'Flawed' argument: Gandhi had minimal role, naval mutinies alone led to Independence

Counterview Desk Reacting to a Counterview  story , "Rewiring history? Bose, not Gandhi, was real Father of Nation: British PM Attlee 'cited'" (January 26, 2016), an avid reader has forwarded  reaction  in the form of a  link , which carries the article "Did Atlee say Gandhi had minimal role in Independence? #FactCheck", published in the site The article seeks to debunk the view, reported in the Counterview story, taken by retired army officer GD Bakshi in his book, “Bose: An Indian Samurai”, which claims that Gandhiji had a minimal role to play in India's freedom struggle, and that it was Netaji who played the crucial role. We reproduce the article here. Text: Nowadays it is said by many MK Gandhi critics that Clement Atlee made a statement in which he said Gandhi has ‘minimal’ role in India's independence and gave credit to naval mutinies and with this statement, they concluded the whole freedom struggle.

Youth as game changers in Lok Sabha polls? Young voter registration 'is so very low'

By Dr Mansee Bal Bhargava*  Young voters will be the game changers in 2024. Do they realise this? Does it matter to them? If it does, what they should/must vote for? India’s population of nearly 1.3 billion has about one-fifth 19.1% as youth. With 66% of its population (808 million) below the age of 35, India has the world's largest youth population. Among them, less than 40% of those who turned 18 or 19 have registered themselves for 2024 election.
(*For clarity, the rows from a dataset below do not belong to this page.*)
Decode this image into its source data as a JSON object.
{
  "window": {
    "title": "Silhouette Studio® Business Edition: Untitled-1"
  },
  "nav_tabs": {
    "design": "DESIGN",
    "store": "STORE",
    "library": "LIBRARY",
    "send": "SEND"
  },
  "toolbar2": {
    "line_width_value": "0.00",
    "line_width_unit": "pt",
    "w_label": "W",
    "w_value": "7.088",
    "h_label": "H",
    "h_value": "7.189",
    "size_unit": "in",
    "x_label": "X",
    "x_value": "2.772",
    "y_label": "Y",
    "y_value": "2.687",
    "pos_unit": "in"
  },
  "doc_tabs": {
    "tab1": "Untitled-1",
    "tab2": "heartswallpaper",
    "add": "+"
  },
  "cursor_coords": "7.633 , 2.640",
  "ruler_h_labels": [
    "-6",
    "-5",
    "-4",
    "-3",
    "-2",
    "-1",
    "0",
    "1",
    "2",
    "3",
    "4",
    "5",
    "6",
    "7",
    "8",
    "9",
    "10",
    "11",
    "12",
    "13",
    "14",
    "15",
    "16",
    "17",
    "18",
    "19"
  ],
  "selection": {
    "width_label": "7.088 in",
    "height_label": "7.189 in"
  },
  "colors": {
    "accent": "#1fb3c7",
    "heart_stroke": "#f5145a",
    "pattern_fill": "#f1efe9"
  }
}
According to the Election Commission of India (ECI), just above 1.8 crore new voters (18-and 19-year-olds) are on the electoral rolls/registration out of the total projected 4.9 crore new voters in this age group.

Indians witnessing 'regression to Hindutva politics' under Modi ahead of elections

By Bhabani Shankar Nayak*  The forthcoming general election in India, scheduled from April 19, 2024, to June 1, 2024, to elect the 543 members of the 18th Lok Sabha and the new Government of India, carries immense significance for the preservation of India's identity as a liberal, secular, and constitutional democracy.

Why am I exhorting citizens for a satyagrah to force ECI to 'at least rethink' on EVM

By Sandeep Pandey*   As election fever rises and political parties get busy with campaigning, one issue which refuses to die even after elections have been declared is that of Electronic Voting Machine and the accompanying Voter Verifiable Paper Audit Trail.